By Amy-Willard Cross
A little while ago, Juliana Lukasik thought there should be more women directors. She ended up buying the company she worked for so she could hold the camera.
A few years later, she realized that young women in the business didn’t have many role models. So she became one—in just two hours.
Quit talking and do something—that’s the action-mantra of commercial producer and director Juliana Lukasik. After all, the word "action" is how directors start.
Lukasik, owner of @ Large Films in Oregon, created her own "quick-n-easy" Job Shadow program to help young women who want to become directors.
She merely simplified as multi-tasking women do. What she did can easily be copied. "I want to see it spread, it’s super easy. I did it purposefully," says Lukasik. There’s no big time commitment, no academic credit.
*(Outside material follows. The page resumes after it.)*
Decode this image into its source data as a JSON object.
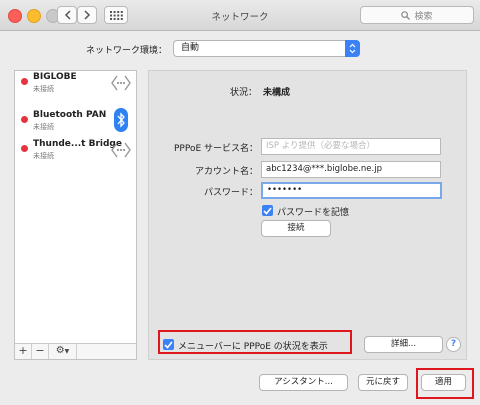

She says it’s a no-brainer.
So far two young women have followed along: one to a shoot for a culinary college,and the other for the national Banfield Pet Hospital, which did result in a kitten on Lukasik’s lap.The clients felt good about it too; helping out a young woman was tweetable and made them feel as though they too were helping out.
"When I was coming up, I worked on hundreds of projects as a production assistant, but never once worked for a female director." After Lukasik bought the production company she had been working for, she tried to hire women directors, but there weren’t any. She was so frustrated, she started to direct. She says, "If you have to buy a production company to direct, there’s something wrong with the system."
Calling the shadowing a great opportunity, student Felicia Mauna says, "It gave me a resource to ask any questions that I may have along the way to entering this industry. More importantly, Juliana has showed me what a great director looks and acts like, and that my goal of becoming a director is possible."
Lights, camera, action.
4 Step, 2 Hour Job Shadow DIY Program
If you work in a business with few women, you can help change that ratio. Let a young woman shadow you for a specific project—a UX testing round, a pitch to clients, or patient trials. Easy peasy.
Here’s the recipe:
1. Send an internship offer to a local college or high school. (20 mins)
2. Read through the resumes. (1 hour)
3. Arrange a date for the best candidate to come and observe (not participate).
4. Sign any relevant paperwork the day of (NDA, waivers etc).
In a few years, you should receive a note from the young woman who has landed her first job, award, financing, client, grant, TEDtalk, research lab. or Nobel Prize.